- Tel. (2)80326
Head of Department
Associate Professor of Social Policy
Dr Rebecca Surender is Head of Department for Social Policy and Intervention and a Fellow of Green Templeton College. Her research, teaching and publications are primarily in the area of health policy and social policy in developing countries. She was a founding member and Director of the Centre for the Analysis of South African Social Policy (CASASP) at Oxford University, the first UK academic centre to undertake research exclusively on South African social policy. Her main focus within South African social policy concerns the politics, implementation and outcomes of health and income maintenance policies. She has led a number of CASASP studies researching the implementation of the Child Support Grant, the effectiveness of Income Generation Projects, and the attitudes of benefit recipients to labour activation strategies and social grants. She has worked as a consultant and advisor for various multilateral and government agencies including the World Bank, UNRISD, UK DFID and SA DSD.
She is currently a Visiting Professor at the Institute of Social and Economic Research (ISER) at Rhodes University, South Africa, where she is leading a three year collaborative project examining the implementation, policy dynamics and effects of the proposed new National Health Insurance (NHI) reforms.
Dr Surender has held a number of senior administrative positions within the Department, Green Templeton College and the wider University.
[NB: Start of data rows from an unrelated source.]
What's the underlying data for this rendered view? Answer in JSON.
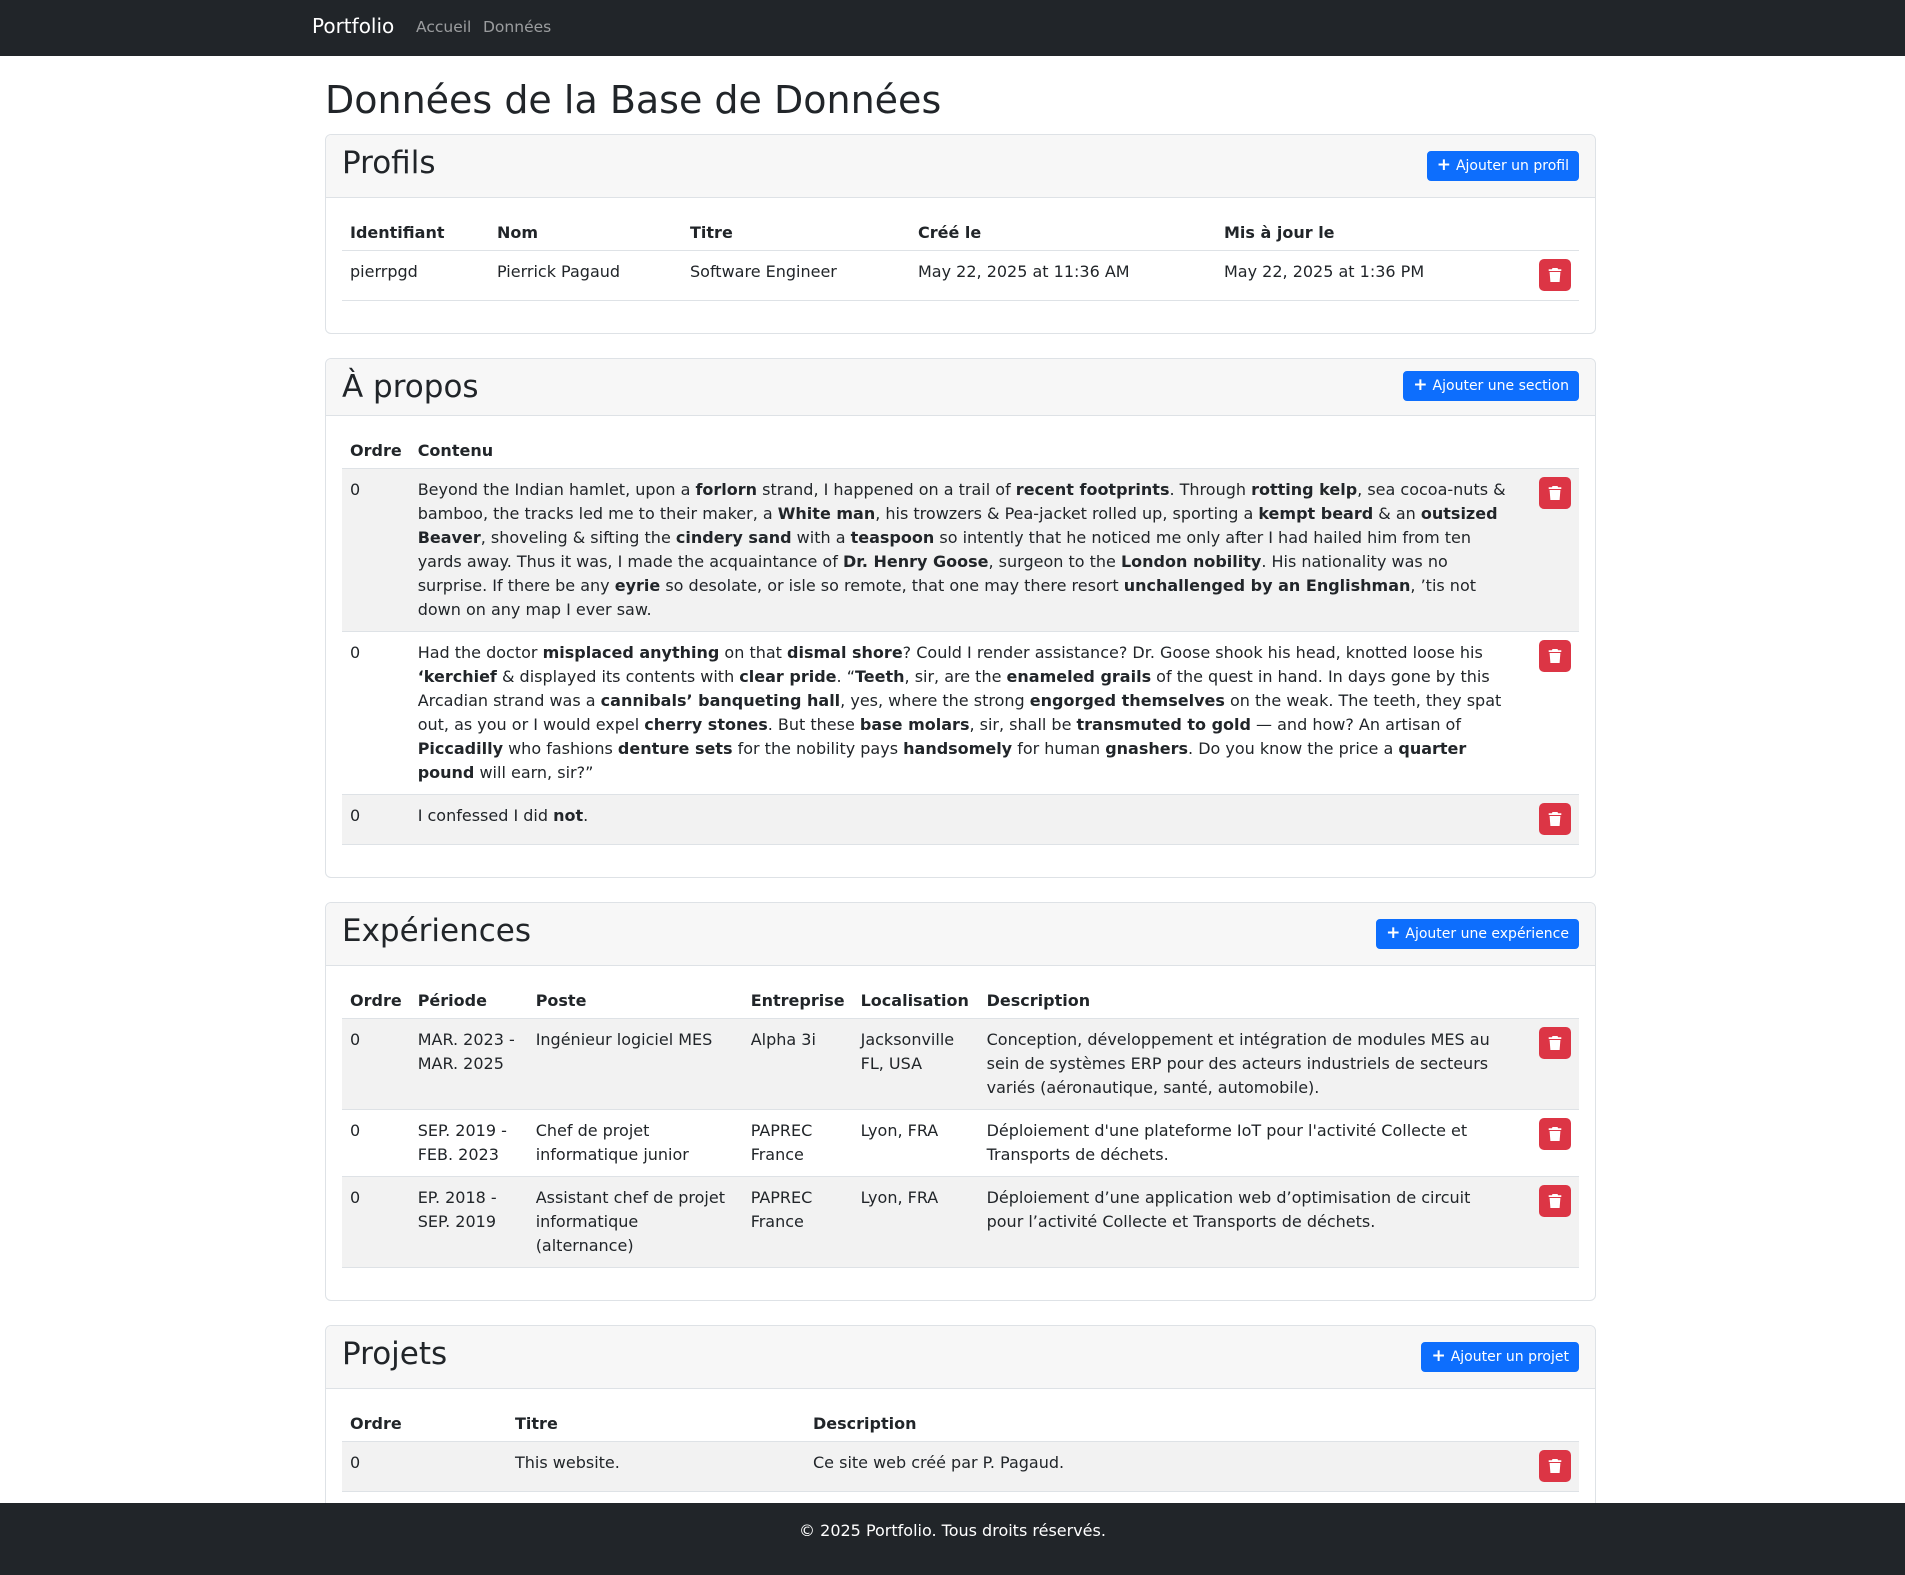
{
  "nav": {
    "brand": "Portfolio",
    "links": [
      "Accueil",
      "Données"
    ]
  },
  "page": {
    "title": "Données de la Base de Données"
  },
  "profils": {
    "title": "Profils",
    "add_label": "Ajouter un profil",
    "headers": [
      "Identifiant",
      "Nom",
      "Titre",
      "Créé le",
      "Mis à jour le"
    ],
    "rows": [
      [
        "pierrpgd",
        "Pierrick Pagaud",
        "Software Engineer",
        "May 22, 2025 at 11:36 AM",
        "May 22, 2025 at 1:36 PM"
      ]
    ]
  },
  "apropos": {
    "title": "À propos",
    "add_label": "Ajouter une section",
    "headers": [
      "Ordre",
      "Contenu"
    ],
    "rows": [
      {
        "ordre": "0",
        "segments": [
          {
            "t": "Beyond the Indian hamlet, upon a "
          },
          {
            "t": "forlorn",
            "b": true
          },
          {
            "t": " strand, I happened on a trail of "
          },
          {
            "t": "recent footprints",
            "b": true
          },
          {
            "t": ". Through "
          },
          {
            "t": "rotting kelp",
            "b": true
          },
          {
            "t": ", sea cocoa-nuts & bamboo, the tracks led me to their maker, a "
          },
          {
            "t": "White man",
            "b": true
          },
          {
            "t": ", his trowzers & Pea-jacket rolled up, sporting a "
          },
          {
            "t": "kempt beard",
            "b": true
          },
          {
            "t": " & an "
          },
          {
            "t": "outsized Beaver",
            "b": true
          },
          {
            "t": ", shoveling & sifting the "
          },
          {
            "t": "cindery sand",
            "b": true
          },
          {
            "t": " with a "
          },
          {
            "t": "teaspoon",
            "b": true
          },
          {
            "t": " so intently that he noticed me only after I had hailed him from ten yards away. Thus it was, I made the acquaintance of "
          },
          {
            "t": "Dr. Henry Goose",
            "b": true
          },
          {
            "t": ", surgeon to the "
          },
          {
            "t": "London nobility",
            "b": true
          },
          {
            "t": ". His nationality was no surprise. If there be any "
          },
          {
            "t": "eyrie",
            "b": true
          },
          {
            "t": " so desolate, or isle so remote, that one may there resort "
          },
          {
            "t": "unchallenged by an Englishman",
            "b": true
          },
          {
            "t": ", ’tis not down on any map I ever saw."
          }
        ]
      },
      {
        "ordre": "0",
        "segments": [
          {
            "t": "Had the doctor "
          },
          {
            "t": "misplaced anything",
            "b": true
          },
          {
            "t": " on that "
          },
          {
            "t": "dismal shore",
            "b": true
          },
          {
            "t": "? Could I render assistance? Dr. Goose shook his head, knotted loose his "
          },
          {
            "t": "‘kerchief",
            "b": true
          },
          {
            "t": " & displayed its contents with "
          },
          {
            "t": "clear pride",
            "b": true
          },
          {
            "t": ". “"
          },
          {
            "t": "Teeth",
            "b": true
          },
          {
            "t": ", sir, are the "
          },
          {
            "t": "enameled grails",
            "b": true
          },
          {
            "t": " of the quest in hand. In days gone by this Arcadian strand was a "
          },
          {
            "t": "cannibals’ banqueting hall",
            "b": true
          },
          {
            "t": ", yes, where the strong "
          },
          {
            "t": "engorged themselves",
            "b": true
          },
          {
            "t": " on the weak. The teeth, they spat out, as you or I would expel "
          },
          {
            "t": "cherry stones",
            "b": true
          },
          {
            "t": ". But these "
          },
          {
            "t": "base molars",
            "b": true
          },
          {
            "t": ", sir, shall be "
          },
          {
            "t": "transmuted to gold",
            "b": true
          },
          {
            "t": " — and how? An artisan of "
          },
          {
            "t": "Piccadilly",
            "b": true
          },
          {
            "t": " who fashions "
          },
          {
            "t": "denture sets",
            "b": true
          },
          {
            "t": " for the nobility pays "
          },
          {
            "t": "handsomely",
            "b": true
          },
          {
            "t": " for human "
          },
          {
            "t": "gnashers",
            "b": true
          },
          {
            "t": ". Do you know the price a "
          },
          {
            "t": "quarter pound",
            "b": true
          },
          {
            "t": " will earn, sir?”"
          }
        ]
      },
      {
        "ordre": "0",
        "segments": [
          {
            "t": "I confessed I did "
          },
          {
            "t": "not",
            "b": true
          },
          {
            "t": "."
          }
        ]
      }
    ]
  },
  "experiences": {
    "title": "Expériences",
    "add_label": "Ajouter une expérience",
    "headers": [
      "Ordre",
      "Période",
      "Poste",
      "Entreprise",
      "Localisation",
      "Description"
    ],
    "rows": [
      [
        "0",
        "MAR. 2023 - MAR. 2025",
        "Ingénieur logiciel MES",
        "Alpha 3i",
        "Jacksonville FL, USA",
        "Conception, développement et intégration de modules MES au sein de systèmes ERP pour des acteurs industriels de secteurs variés (aéronautique, santé, automobile)."
      ],
      [
        "0",
        "SEP. 2019 - FEB. 2023",
        "Chef de projet informatique junior",
        "PAPREC France",
        "Lyon, FRA",
        "Déploiement d'une plateforme IoT pour l'activité Collecte et Transports de déchets."
      ],
      [
        "0",
        "EP. 2018 - SEP. 2019",
        "Assistant chef de projet informatique (alternance)",
        "PAPREC France",
        "Lyon, FRA",
        "Déploiement d’une application web d’optimisation de circuit pour l’activité Collecte et Transports de déchets."
      ]
    ]
  },
  "projets": {
    "title": "Projets",
    "add_label": "Ajouter un projet",
    "headers": [
      "Ordre",
      "Titre",
      "Description"
    ],
    "rows": [
      [
        "0",
        "This website.",
        "Ce site web créé par P. Pagaud."
      ]
    ]
  },
  "footer": {
    "text": "© 2025 Portfolio. Tous droits réservés."
  },
  "colors": {
    "primary": "#0d6efd",
    "danger": "#dc3545",
    "navbar": "#212529",
    "stripe": "#f2f2f2"
  },
  "icons": {
    "add": "plus-icon",
    "delete": "trash-icon"
  }
}
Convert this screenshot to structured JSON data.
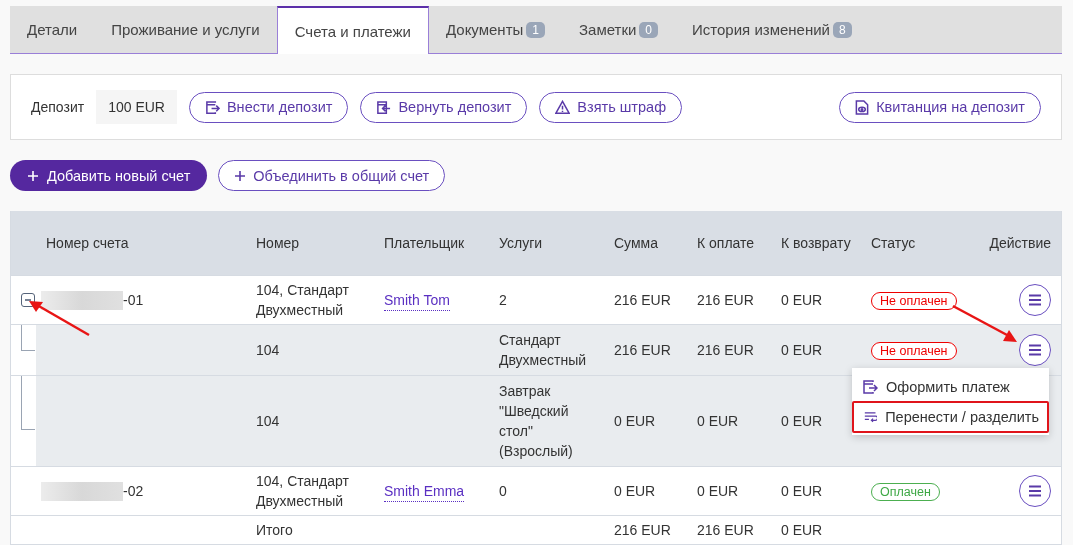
{
  "tabs": [
    {
      "label": "Детали",
      "selected": false
    },
    {
      "label": "Проживание и услуги",
      "selected": false
    },
    {
      "label": "Счета и платежи",
      "selected": true
    },
    {
      "label": "Документы",
      "count": "1",
      "selected": false
    },
    {
      "label": "Заметки",
      "count": "0",
      "selected": false
    },
    {
      "label": "История изменений",
      "count": "8",
      "selected": false
    }
  ],
  "deposit": {
    "label": "Депозит",
    "value": "100 EUR",
    "actions": [
      {
        "label": "Внести депозит",
        "kind": "in"
      },
      {
        "label": "Вернуть депозит",
        "kind": "out"
      },
      {
        "label": "Взять штраф",
        "kind": "fine"
      }
    ],
    "receipt": {
      "label": "Квитанция на депозит",
      "kind": "receipt"
    }
  },
  "toolbar": [
    {
      "label": "Добавить новый счет",
      "primary": true
    },
    {
      "label": "Объединить в общий счет",
      "primary": false
    }
  ],
  "table": {
    "columns": [
      "Номер счета",
      "Номер",
      "Плательщик",
      "Услуги",
      "Сумма",
      "К оплате",
      "К возврату",
      "Статус",
      "Действие"
    ],
    "rows": [
      {
        "redacted": true,
        "number_suffix": "-01",
        "expanded": true,
        "pointer": true,
        "room": "104, Стандарт Двухместный",
        "payer": "Smith Tom",
        "services": "2",
        "sum": "216 EUR",
        "due": "216 EUR",
        "refund": "0 EUR",
        "status": {
          "label": "Не оплачен",
          "paid": false
        },
        "children": [
          {
            "room": "104",
            "services": "Стандарт Двухместный",
            "sum": "216 EUR",
            "due": "216 EUR",
            "refund": "0 EUR",
            "status": {
              "label": "Не оплачен",
              "paid": false
            },
            "pointer": true,
            "menu": [
              {
                "label": "Оформить платеж",
                "kind": "pay",
                "highlighted": false
              },
              {
                "label": "Перенести / разделить",
                "kind": "split",
                "highlighted": true
              }
            ]
          },
          {
            "room": "104",
            "services": "Завтрак \"Шведский стол\" (Взрослый)",
            "sum": "0 EUR",
            "due": "0 EUR",
            "refund": "0 EUR"
          }
        ]
      },
      {
        "redacted": true,
        "number_suffix": "-02",
        "pointer": false,
        "room": "104, Стандарт Двухместный",
        "payer": "Smith Emma",
        "services": "0",
        "sum": "0 EUR",
        "due": "0 EUR",
        "refund": "0 EUR",
        "status": {
          "label": "Оплачен",
          "paid": true
        }
      }
    ],
    "total": {
      "label": "Итого",
      "sum": "216 EUR",
      "due": "216 EUR",
      "refund": "0 EUR"
    }
  }
}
She was elected a University Proctor for 2013-14 and was appointed a Pro Vice-Chancellor and University Advocate for Diversity in 2015. The post is designed to provide strategic direction and coordination to the various equality and diversity initiatives currently taking place throughout the university.
Rebecca Surender's key areas of research focus are (click to expand):
- Health care reform in South Africa: the drive for a national health system
- Implementing health care delivery in low resource settings: using SMS text message based programmes to enhance adherence to health care and treatment
- China, the BRICS and Global Social Policy